By Silas Allen
STILLWATER, Okla. —
A new sculpture by a Stillwater artist will take its place alongside other artwork in the foyer of the Henry Bellmon Research Center next week.
Oklahoma State University officials plan to hold a dedication ceremony for the research center Sept. 9. The ceremony will include the unveiling of a bronze bust of Henry Bellmon, for whom the building is named.
The Henry Bellmon Research Center is a campus facility designed to promote research across disciplines. The $70 million building represents the largest single portion of the 2005 Oklahoma Higher Education Capital Bond Program. Then-Gov. Brad Henry joined OSU officials to break ground on the building project in 2007.
The building was completed in 2010 as the first of a multi-phase research complex that also includes the renovation of the Physical Sciences building.
Bellmon served as governor of Oklahoma from 1963 to 1967 and again from 1987 to 1991. He was elected to the U.S. Senate in 1969 and served until 1980, when he chose not to run for reelection. During the months leading up to the 1968 election, Bellmon was named the national chairman of Richard Nixon’s presidential campaign. Bellmon held a bachelor’s in agronomy from Oklahoma A&M, now called OSU. Bellmon died in 2009.
Sculptor Lou Hale of Stillwater was commissioned to create the sculpture. Hale said she had been working on the bust for about 16 months. The finished product came back from a foundry last month, she said.
The sculpture is a classic shoulder bust, Hale said, and is larger than life-size. In the sculpture, Bellmon’s head is turned slightly to the left, implying motion. Although it’s subtle, the slight turn has an impact on the overall impression of the sculpture, she said.

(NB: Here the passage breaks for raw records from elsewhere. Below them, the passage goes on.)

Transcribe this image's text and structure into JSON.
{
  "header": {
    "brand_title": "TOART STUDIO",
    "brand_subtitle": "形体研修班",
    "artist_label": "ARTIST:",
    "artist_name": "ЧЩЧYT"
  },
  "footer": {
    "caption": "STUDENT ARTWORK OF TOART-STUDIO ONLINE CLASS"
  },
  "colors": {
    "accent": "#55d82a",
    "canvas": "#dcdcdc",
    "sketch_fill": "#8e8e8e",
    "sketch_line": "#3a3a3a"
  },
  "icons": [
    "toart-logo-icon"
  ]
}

“It’s more interesting if there’s a little movement to it,” she said.
The process of creating a bronze sculpture is a lengthy one, Hale said. The sculptor begins by forming a model out of an oil-based clay. That model goes to a foundry, Hale said, where a mold is made. A thin wax is poured into the mold, and a ceramic mold is placed over the wax, a process which takes several weeks in itself, she said.
Once the ceramic mold is prepared, Hale said, foundry workers pour bronze into the cavity. Once the bronze has set, the ceramic is broken off, leaving only the bronze statue.
The sculpture won’t be the only piece of artwork on display in the research center. The office of Stephen McKeever, OSU’s vice president for research and technology transfer, sponsors an annual competition in which artists are challenged to create a piece of art that effectively communicates science to non-scientists. Final judging is held in February during Research Week, and winning entrants are housed in the Henry Bellmon Research Center.
Kelly Green, spokeswoman for OSU’s office of the vice president of research and technology transfer, said the Bellmon sculpture will be located in the southwest corner of the building, near the main elevator bank. Although the dedication ceremony isn’t open to the public, members of the community may view the bust once it’s unveiled, Green said.
OSU officials’ input into the project was mainly limited to working with the Bellmon family to get photos of Henry Bellmon and to make sure the family felt the sculpture accurately captured Bellmon.
“Our desire was to work with the Bellmon family as much as possible,” Green said.